▸ **What you should do**
Using the records underneath, tally the lines where the word "desc" appears and please give only the count.
Information section start
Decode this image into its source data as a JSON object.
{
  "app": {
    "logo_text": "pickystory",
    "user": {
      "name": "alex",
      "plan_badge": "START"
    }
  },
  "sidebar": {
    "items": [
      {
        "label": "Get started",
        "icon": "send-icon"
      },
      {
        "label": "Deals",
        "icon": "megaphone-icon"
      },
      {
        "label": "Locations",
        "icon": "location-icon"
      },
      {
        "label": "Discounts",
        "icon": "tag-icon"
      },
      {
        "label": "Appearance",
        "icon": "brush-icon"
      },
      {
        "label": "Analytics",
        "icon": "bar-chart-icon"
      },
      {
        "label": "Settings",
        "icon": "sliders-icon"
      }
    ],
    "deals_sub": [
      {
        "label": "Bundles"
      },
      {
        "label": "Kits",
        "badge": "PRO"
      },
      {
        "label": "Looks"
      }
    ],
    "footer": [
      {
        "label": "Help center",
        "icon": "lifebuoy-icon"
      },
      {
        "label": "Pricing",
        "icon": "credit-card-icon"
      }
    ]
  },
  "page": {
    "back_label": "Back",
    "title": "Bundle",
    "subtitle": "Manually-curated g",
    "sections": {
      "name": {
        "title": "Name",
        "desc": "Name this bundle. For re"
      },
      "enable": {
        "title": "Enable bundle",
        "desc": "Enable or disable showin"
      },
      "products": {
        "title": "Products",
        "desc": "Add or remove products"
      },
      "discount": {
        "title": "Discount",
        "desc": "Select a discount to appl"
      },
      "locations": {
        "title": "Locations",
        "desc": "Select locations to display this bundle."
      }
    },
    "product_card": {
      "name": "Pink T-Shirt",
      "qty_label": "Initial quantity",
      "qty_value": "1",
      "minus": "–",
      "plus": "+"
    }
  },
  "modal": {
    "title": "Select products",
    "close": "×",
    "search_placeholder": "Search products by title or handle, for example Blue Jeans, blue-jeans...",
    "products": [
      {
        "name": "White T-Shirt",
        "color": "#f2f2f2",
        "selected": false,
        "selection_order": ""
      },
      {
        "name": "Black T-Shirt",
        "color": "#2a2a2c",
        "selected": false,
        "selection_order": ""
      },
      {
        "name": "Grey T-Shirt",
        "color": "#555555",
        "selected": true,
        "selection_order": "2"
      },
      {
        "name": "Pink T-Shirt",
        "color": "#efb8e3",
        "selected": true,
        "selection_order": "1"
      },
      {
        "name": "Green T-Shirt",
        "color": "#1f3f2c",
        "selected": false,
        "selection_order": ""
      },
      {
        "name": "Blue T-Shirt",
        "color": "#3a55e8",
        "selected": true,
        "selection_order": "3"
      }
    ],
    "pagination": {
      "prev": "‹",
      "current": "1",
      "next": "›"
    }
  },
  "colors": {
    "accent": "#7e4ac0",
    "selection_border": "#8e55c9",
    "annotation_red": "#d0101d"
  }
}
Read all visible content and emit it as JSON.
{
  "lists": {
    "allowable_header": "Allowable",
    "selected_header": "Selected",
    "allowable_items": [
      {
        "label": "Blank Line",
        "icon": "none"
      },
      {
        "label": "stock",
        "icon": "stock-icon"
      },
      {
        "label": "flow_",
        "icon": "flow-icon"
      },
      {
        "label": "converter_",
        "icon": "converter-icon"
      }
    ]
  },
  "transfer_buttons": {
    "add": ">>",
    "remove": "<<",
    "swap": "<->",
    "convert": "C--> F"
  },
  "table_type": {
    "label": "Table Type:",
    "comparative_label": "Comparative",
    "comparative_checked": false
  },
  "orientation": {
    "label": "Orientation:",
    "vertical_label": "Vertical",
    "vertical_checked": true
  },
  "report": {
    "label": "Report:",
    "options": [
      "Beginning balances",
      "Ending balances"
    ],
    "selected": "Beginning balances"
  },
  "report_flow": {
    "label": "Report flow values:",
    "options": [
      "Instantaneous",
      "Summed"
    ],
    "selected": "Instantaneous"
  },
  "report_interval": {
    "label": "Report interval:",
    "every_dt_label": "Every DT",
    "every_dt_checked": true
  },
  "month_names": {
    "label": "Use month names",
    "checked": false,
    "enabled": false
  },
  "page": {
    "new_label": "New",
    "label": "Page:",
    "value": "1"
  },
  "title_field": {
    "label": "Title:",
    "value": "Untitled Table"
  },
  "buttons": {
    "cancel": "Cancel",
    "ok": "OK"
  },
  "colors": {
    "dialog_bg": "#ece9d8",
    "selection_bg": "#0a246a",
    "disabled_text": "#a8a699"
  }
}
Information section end
▸ **Exercise result**
5